--- Data shown ---

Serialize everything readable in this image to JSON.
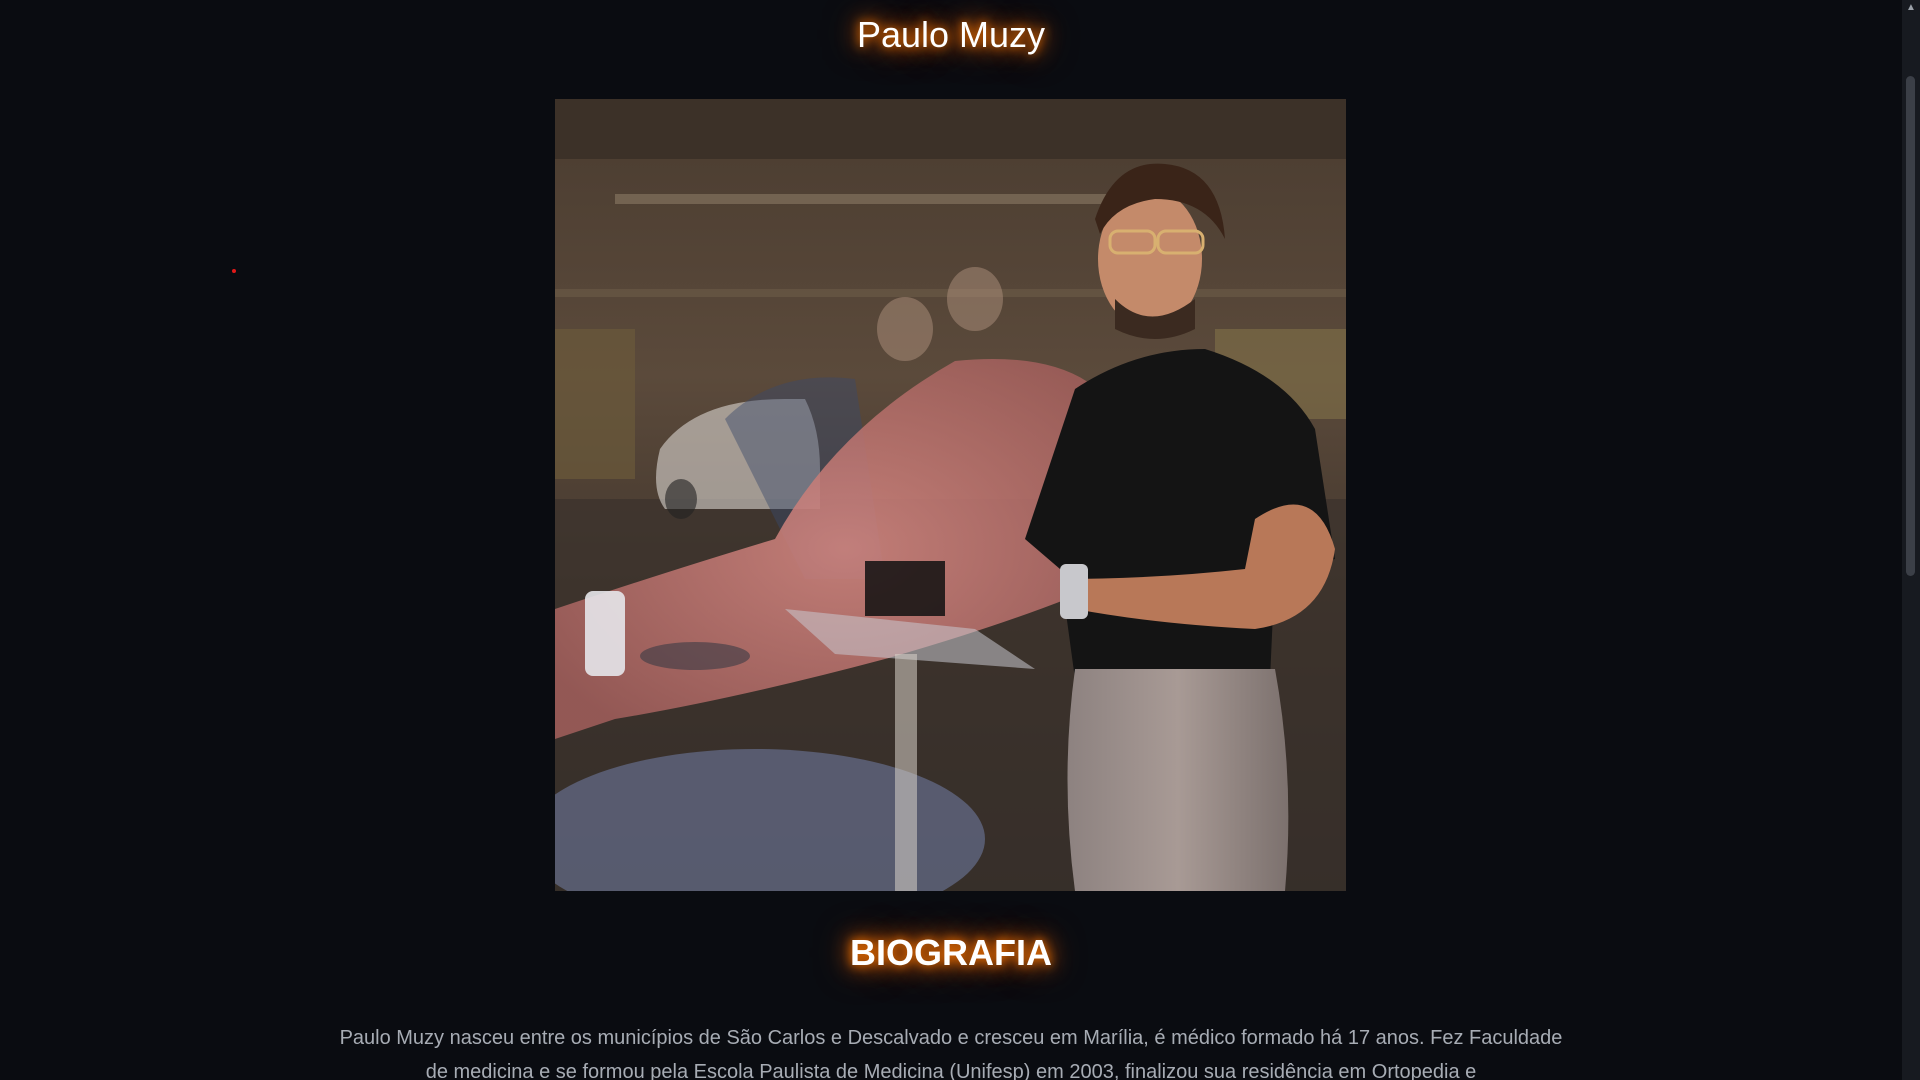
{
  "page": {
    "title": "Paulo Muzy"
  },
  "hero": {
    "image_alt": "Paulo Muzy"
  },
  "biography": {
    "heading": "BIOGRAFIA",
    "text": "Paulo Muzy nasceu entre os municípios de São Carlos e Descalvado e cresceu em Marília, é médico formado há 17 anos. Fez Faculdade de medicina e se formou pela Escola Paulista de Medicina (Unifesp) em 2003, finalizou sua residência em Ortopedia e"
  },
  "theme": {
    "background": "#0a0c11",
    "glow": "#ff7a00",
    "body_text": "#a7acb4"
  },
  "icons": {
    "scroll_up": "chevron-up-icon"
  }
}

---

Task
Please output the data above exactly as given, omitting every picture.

Solution to the problem
Serialize everything readable in this image to JSON.
{
  "page": {
    "title": "Paulo Muzy"
  },
  "hero": {
    "image_alt": "Paulo Muzy"
  },
  "biography": {
    "heading": "BIOGRAFIA",
    "text": "Paulo Muzy nasceu entre os municípios de São Carlos e Descalvado e cresceu em Marília, é médico formado há 17 anos. Fez Faculdade de medicina e se formou pela Escola Paulista de Medicina (Unifesp) em 2003, finalizou sua residência em Ortopedia e"
  },
  "theme": {
    "background": "#0a0c11",
    "glow": "#ff7a00",
    "body_text": "#a7acb4"
  },
  "icons": {
    "scroll_up": "chevron-up-icon"
  }
}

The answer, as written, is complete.